I took the engine to Wilhelm's show last June. There I got a lot of head shakes, compliments, and 'never seen one of those' looks. About midday, a young guy named Jared Schoenly walks up and looks over the engine. He says the engine looks like one that an old Fordson man had up his way. Jared wanted the engine, but the man was a purist, said the thing 'wasn't natural' and that Jared could not buy it or have it. The old man eventually scrapped out the engine rather than giving it to Jared. I told Jared where and when I got it and he just grinned reeeeal large. 'I'll bet he still has the head and manifold for this engine,' Jared says. By this time my pulse races at the thought of getting the missing manifold and head. We shake hands and he says he'll call back.

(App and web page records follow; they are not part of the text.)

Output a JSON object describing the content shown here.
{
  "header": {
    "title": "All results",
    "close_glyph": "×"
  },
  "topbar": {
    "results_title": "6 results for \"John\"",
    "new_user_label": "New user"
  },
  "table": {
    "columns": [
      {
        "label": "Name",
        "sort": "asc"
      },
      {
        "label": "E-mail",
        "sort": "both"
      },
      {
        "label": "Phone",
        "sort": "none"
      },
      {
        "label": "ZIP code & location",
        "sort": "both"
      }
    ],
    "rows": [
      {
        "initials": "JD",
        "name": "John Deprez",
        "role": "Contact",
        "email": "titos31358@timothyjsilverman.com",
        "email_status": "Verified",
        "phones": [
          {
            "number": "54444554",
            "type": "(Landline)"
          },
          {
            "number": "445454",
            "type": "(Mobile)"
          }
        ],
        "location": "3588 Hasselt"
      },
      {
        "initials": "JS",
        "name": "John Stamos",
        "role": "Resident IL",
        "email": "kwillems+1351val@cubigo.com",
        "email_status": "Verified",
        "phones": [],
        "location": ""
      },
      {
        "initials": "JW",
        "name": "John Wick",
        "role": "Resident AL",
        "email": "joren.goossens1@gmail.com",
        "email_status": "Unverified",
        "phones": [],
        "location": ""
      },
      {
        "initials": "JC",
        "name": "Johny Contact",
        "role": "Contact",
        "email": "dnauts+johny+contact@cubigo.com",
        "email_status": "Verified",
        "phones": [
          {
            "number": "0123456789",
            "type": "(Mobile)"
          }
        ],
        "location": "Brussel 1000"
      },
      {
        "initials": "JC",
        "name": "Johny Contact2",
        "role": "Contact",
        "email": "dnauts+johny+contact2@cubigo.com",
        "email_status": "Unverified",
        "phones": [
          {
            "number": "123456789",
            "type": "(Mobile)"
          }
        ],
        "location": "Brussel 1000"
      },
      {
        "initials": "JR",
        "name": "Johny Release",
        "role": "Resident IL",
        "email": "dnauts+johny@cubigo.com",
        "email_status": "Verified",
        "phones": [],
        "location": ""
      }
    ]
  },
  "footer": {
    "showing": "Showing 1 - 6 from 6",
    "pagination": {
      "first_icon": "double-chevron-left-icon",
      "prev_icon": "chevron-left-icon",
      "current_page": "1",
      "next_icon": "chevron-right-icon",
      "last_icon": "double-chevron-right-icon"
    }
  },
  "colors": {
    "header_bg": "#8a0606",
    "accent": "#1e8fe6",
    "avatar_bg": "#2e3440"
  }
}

That evening the phone rings; Jared. Says he has the head and manifold and that he'll bring it to Coolspring and that I can have it! Flash to Coolspring, here comes Jared, walking down the aisle with the head and manifold on each arm and a big smile. What luck, a Holley 280 vaporizer setup and cylinder head, cut in half. Better still, THE manifold and head--cut in half. The head is the back half of a head turned around with a water connection on the front; exactly the opposite way I envisioned it. This sort of luck is kind of like winning the lottery, I think to myself. Hooda'thunk!
I dismantled the Holley vaporizer setup in September of 1998 and found the mixer to be rusted to where it was unusable--darn. A month later I find a nice mixer at Hershey for twenty bucks--sold. Flash ahead to November. One of the local farmers has a private engine/car show/barbeque/last gasp before winter. Two days before this event, I install the vaporizer setup and with a little tinkering, get it to run. Minutes later, I get it to perform that Deere-ese blatt-blatt...blatt-blatt. I took the engine to that show and it ran all day on the vaporizer and never missed a beat-beat. The parts were at long last reunited to become one, or should I say half, again.
I would be interested in hearing about similar Ford conversions on Model T's, Model A's, and even Ford-sons, from other GEM readers. You can contact me at the above address or e-mail me at: firstname.lastname@example.org.